[Excerpts from a dataset]
______

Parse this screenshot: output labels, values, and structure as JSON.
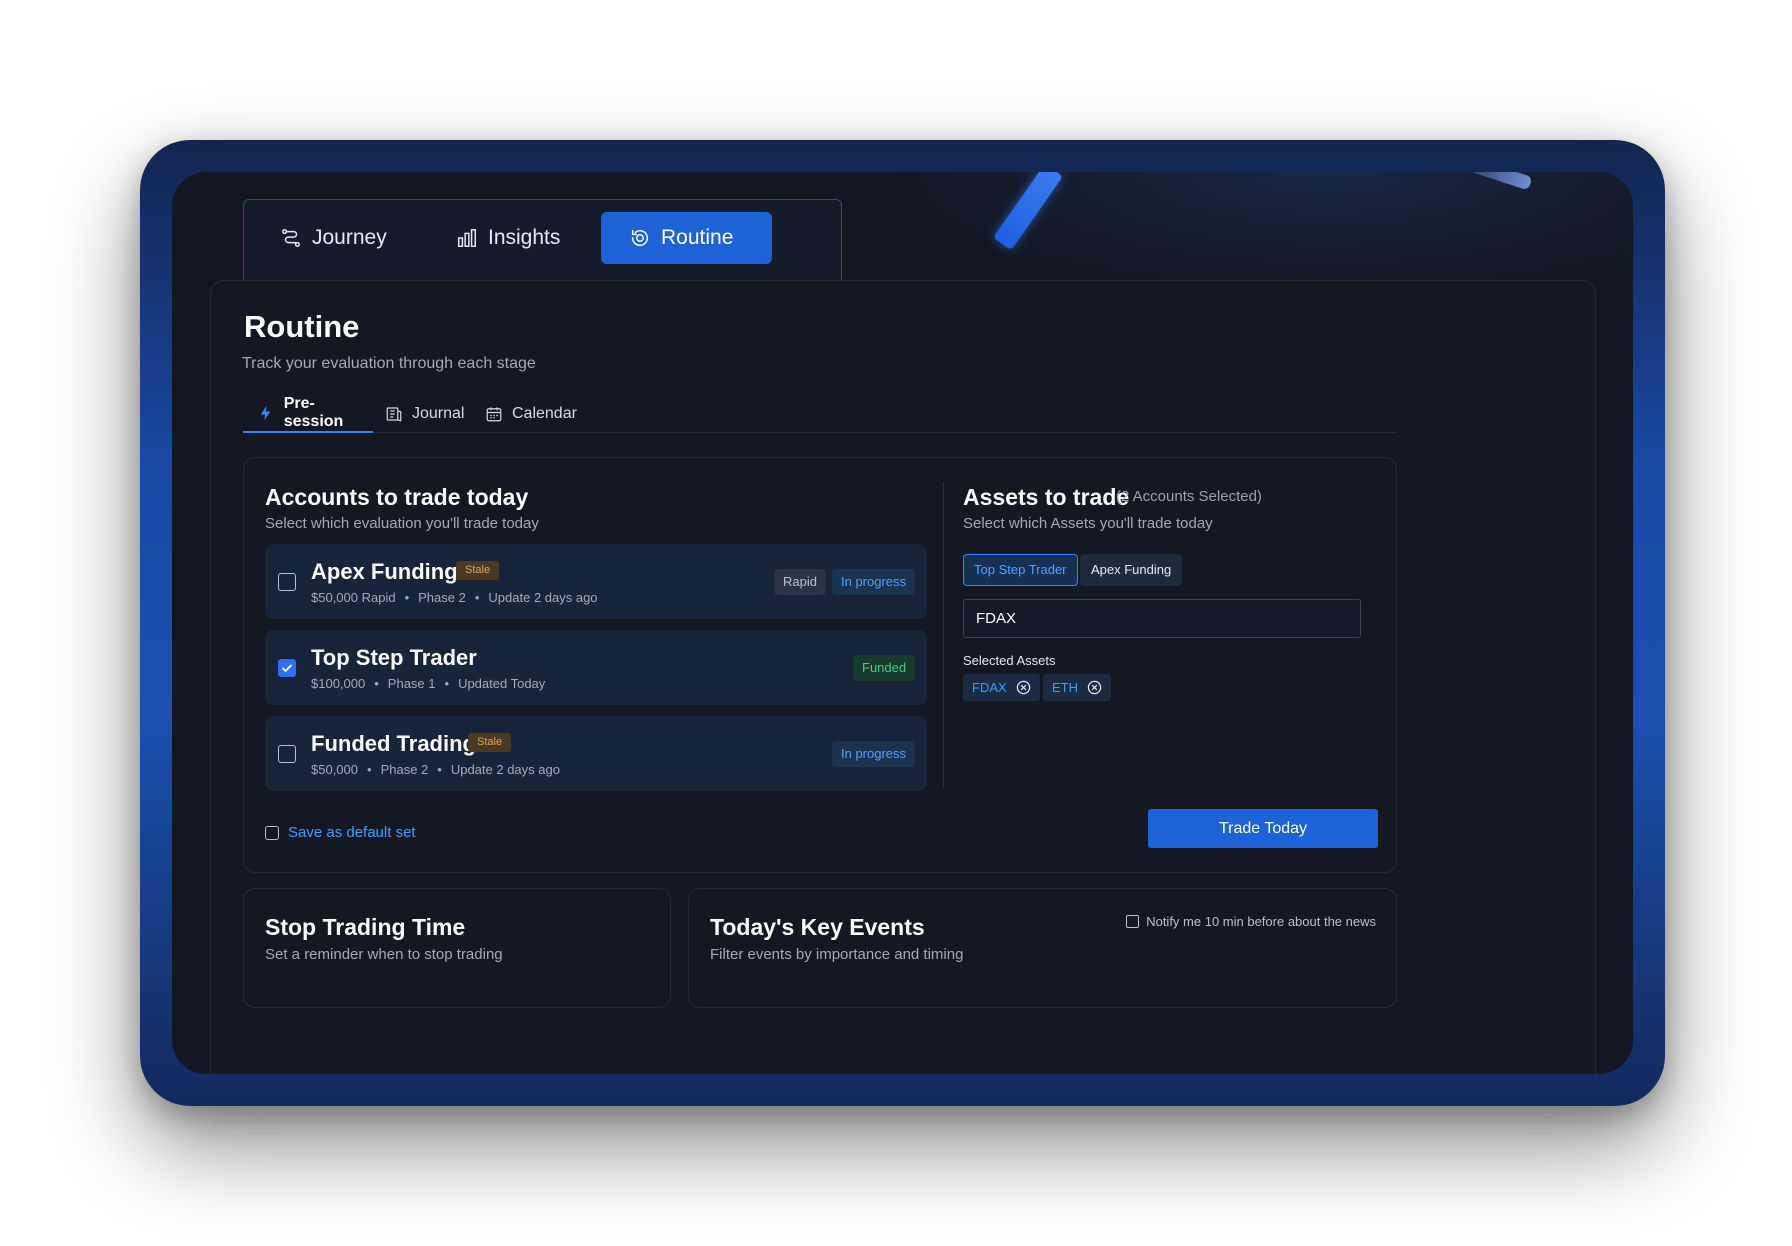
{
  "nav": {
    "journey": "Journey",
    "insights": "Insights",
    "routine": "Routine"
  },
  "page": {
    "title": "Routine",
    "subtitle": "Track your evaluation through each stage"
  },
  "tabs": {
    "presession": "Pre-session",
    "journal": "Journal",
    "calendar": "Calendar"
  },
  "accounts": {
    "title": "Accounts to trade today",
    "subtitle": "Select which evaluation you'll trade today",
    "items": [
      {
        "name": "Apex Funding",
        "stale": "Stale",
        "size": "$50,000 Rapid",
        "phase": "Phase 2",
        "updated": "Update 2 days ago",
        "badges": [
          "Rapid",
          "In progress"
        ],
        "checked": false
      },
      {
        "name": "Top Step Trader",
        "stale": "",
        "size": "$100,000",
        "phase": "Phase 1",
        "updated": "Updated Today",
        "badges": [
          "Funded"
        ],
        "checked": true
      },
      {
        "name": "Funded Trading",
        "stale": "Stale",
        "size": "$50,000",
        "phase": "Phase 2",
        "updated": "Update 2 days ago",
        "badges": [
          "In progress"
        ],
        "checked": false
      }
    ],
    "save_default": "Save as default set",
    "dot": "•"
  },
  "assets": {
    "title": "Assets to trade",
    "count": "(2 Accounts Selected)",
    "subtitle": "Select which Assets you'll trade today",
    "account_chips": [
      "Top Step Trader",
      "Apex Funding"
    ],
    "input_value": "FDAX",
    "selected_label": "Selected Assets",
    "selected": [
      "FDAX",
      "ETH"
    ]
  },
  "trade_button": "Trade Today",
  "stop_trading": {
    "title": "Stop Trading Time",
    "subtitle": "Set a reminder when to stop trading"
  },
  "key_events": {
    "title": "Today's Key Events",
    "subtitle": "Filter events by importance and timing",
    "notify": "Notify me 10 min before about the news"
  },
  "colors": {
    "accent": "#1e62d8",
    "link": "#3f9cff",
    "stale": "#e3a35a",
    "funded": "#3fd08a",
    "background": "#121722"
  }
}
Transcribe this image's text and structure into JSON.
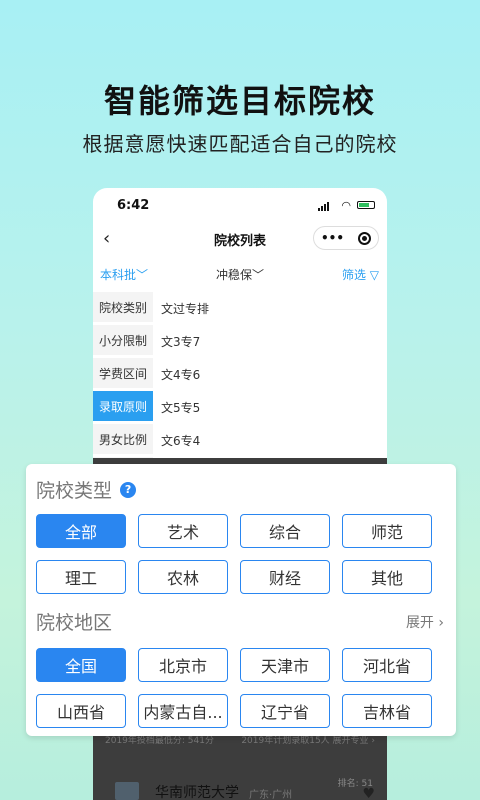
{
  "hero": {
    "title": "智能筛选目标院校",
    "subtitle": "根据意愿快速匹配适合自己的院校"
  },
  "phone": {
    "status": {
      "time": "6:42"
    },
    "nav": {
      "back": "‹",
      "title": "院校列表",
      "more": "•••"
    },
    "filters": {
      "batch": "本科批﹀",
      "mode": "冲稳保﹀",
      "screen": "筛选 ▽"
    },
    "side_menu": [
      {
        "label": "院校类别",
        "active": false
      },
      {
        "label": "小分限制",
        "active": false
      },
      {
        "label": "学费区间",
        "active": false
      },
      {
        "label": "录取原则",
        "active": true
      },
      {
        "label": "男女比例",
        "active": false
      }
    ],
    "options": [
      "文过专排",
      "文3专7",
      "文4专6",
      "文5专5",
      "文6专4"
    ],
    "background_list": {
      "line_left": "2019年投档最低分: 541分",
      "line_right": "2019年计划录取15人  展开专业 ›",
      "rank": "排名: 51",
      "name": "华南师范大学",
      "location": "广东·广州"
    }
  },
  "sheet": {
    "type_title": "院校类型",
    "help": "?",
    "types": [
      {
        "label": "全部",
        "selected": true
      },
      {
        "label": "艺术",
        "selected": false
      },
      {
        "label": "综合",
        "selected": false
      },
      {
        "label": "师范",
        "selected": false
      },
      {
        "label": "理工",
        "selected": false
      },
      {
        "label": "农林",
        "selected": false
      },
      {
        "label": "财经",
        "selected": false
      },
      {
        "label": "其他",
        "selected": false
      }
    ],
    "region_title": "院校地区",
    "expand": "展开 ›",
    "regions": [
      {
        "label": "全国",
        "selected": true
      },
      {
        "label": "北京市",
        "selected": false
      },
      {
        "label": "天津市",
        "selected": false
      },
      {
        "label": "河北省",
        "selected": false
      },
      {
        "label": "山西省",
        "selected": false
      },
      {
        "label": "内蒙古自...",
        "selected": false
      },
      {
        "label": "辽宁省",
        "selected": false
      },
      {
        "label": "吉林省",
        "selected": false
      }
    ]
  },
  "colors": {
    "accent": "#2a86f0",
    "link": "#2a9ff0"
  }
}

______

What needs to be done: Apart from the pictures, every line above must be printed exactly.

Solution to the problem:
Parse this screenshot: output labels, values, and structure as JSON.
{
  "nav": {
    "journey": "Journey",
    "insights": "Insights",
    "routine": "Routine"
  },
  "page": {
    "title": "Routine",
    "subtitle": "Track your evaluation through each stage"
  },
  "tabs": {
    "presession": "Pre-session",
    "journal": "Journal",
    "calendar": "Calendar"
  },
  "accounts": {
    "title": "Accounts to trade today",
    "subtitle": "Select which evaluation you'll trade today",
    "items": [
      {
        "name": "Apex Funding",
        "stale": "Stale",
        "size": "$50,000 Rapid",
        "phase": "Phase 2",
        "updated": "Update 2 days ago",
        "badges": [
          "Rapid",
          "In progress"
        ],
        "checked": false
      },
      {
        "name": "Top Step Trader",
        "stale": "",
        "size": "$100,000",
        "phase": "Phase 1",
        "updated": "Updated Today",
        "badges": [
          "Funded"
        ],
        "checked": true
      },
      {
        "name": "Funded Trading",
        "stale": "Stale",
        "size": "$50,000",
        "phase": "Phase 2",
        "updated": "Update 2 days ago",
        "badges": [
          "In progress"
        ],
        "checked": false
      }
    ],
    "save_default": "Save as default set",
    "dot": "•"
  },
  "assets": {
    "title": "Assets to trade",
    "count": "(2 Accounts Selected)",
    "subtitle": "Select which Assets you'll trade today",
    "account_chips": [
      "Top Step Trader",
      "Apex Funding"
    ],
    "input_value": "FDAX",
    "selected_label": "Selected Assets",
    "selected": [
      "FDAX",
      "ETH"
    ]
  },
  "trade_button": "Trade Today",
  "stop_trading": {
    "title": "Stop Trading Time",
    "subtitle": "Set a reminder when to stop trading"
  },
  "key_events": {
    "title": "Today's Key Events",
    "subtitle": "Filter events by importance and timing",
    "notify": "Notify me 10 min before about the news"
  },
  "colors": {
    "accent": "#1e62d8",
    "link": "#3f9cff",
    "stale": "#e3a35a",
    "funded": "#3fd08a",
    "background": "#121722"
  }
}
Transcribe this image's text and structure into JSON.
{
  "hero": {
    "title": "智能筛选目标院校",
    "subtitle": "根据意愿快速匹配适合自己的院校"
  },
  "phone": {
    "status": {
      "time": "6:42"
    },
    "nav": {
      "back": "‹",
      "title": "院校列表",
      "more": "•••"
    },
    "filters": {
      "batch": "本科批﹀",
      "mode": "冲稳保﹀",
      "screen": "筛选 ▽"
    },
    "side_menu": [
      {
        "label": "院校类别",
        "active": false
      },
      {
        "label": "小分限制",
        "active": false
      },
      {
        "label": "学费区间",
        "active": false
      },
      {
        "label": "录取原则",
        "active": true
      },
      {
        "label": "男女比例",
        "active": false
      }
    ],
    "options": [
      "文过专排",
      "文3专7",
      "文4专6",
      "文5专5",
      "文6专4"
    ],
    "background_list": {
      "line_left": "2019年投档最低分: 541分",
      "line_right": "2019年计划录取15人  展开专业 ›",
      "rank": "排名: 51",
      "name": "华南师范大学",
      "location": "广东·广州"
    }
  },
  "sheet": {
    "type_title": "院校类型",
    "help": "?",
    "types": [
      {
        "label": "全部",
        "selected": true
      },
      {
        "label": "艺术",
        "selected": false
      },
      {
        "label": "综合",
        "selected": false
      },
      {
        "label": "师范",
        "selected": false
      },
      {
        "label": "理工",
        "selected": false
      },
      {
        "label": "农林",
        "selected": false
      },
      {
        "label": "财经",
        "selected": false
      },
      {
        "label": "其他",
        "selected": false
      }
    ],
    "region_title": "院校地区",
    "expand": "展开 ›",
    "regions": [
      {
        "label": "全国",
        "selected": true
      },
      {
        "label": "北京市",
        "selected": false
      },
      {
        "label": "天津市",
        "selected": false
      },
      {
        "label": "河北省",
        "selected": false
      },
      {
        "label": "山西省",
        "selected": false
      },
      {
        "label": "内蒙古自...",
        "selected": false
      },
      {
        "label": "辽宁省",
        "selected": false
      },
      {
        "label": "吉林省",
        "selected": false
      }
    ]
  },
  "colors": {
    "accent": "#2a86f0",
    "link": "#2a9ff0"
  }
}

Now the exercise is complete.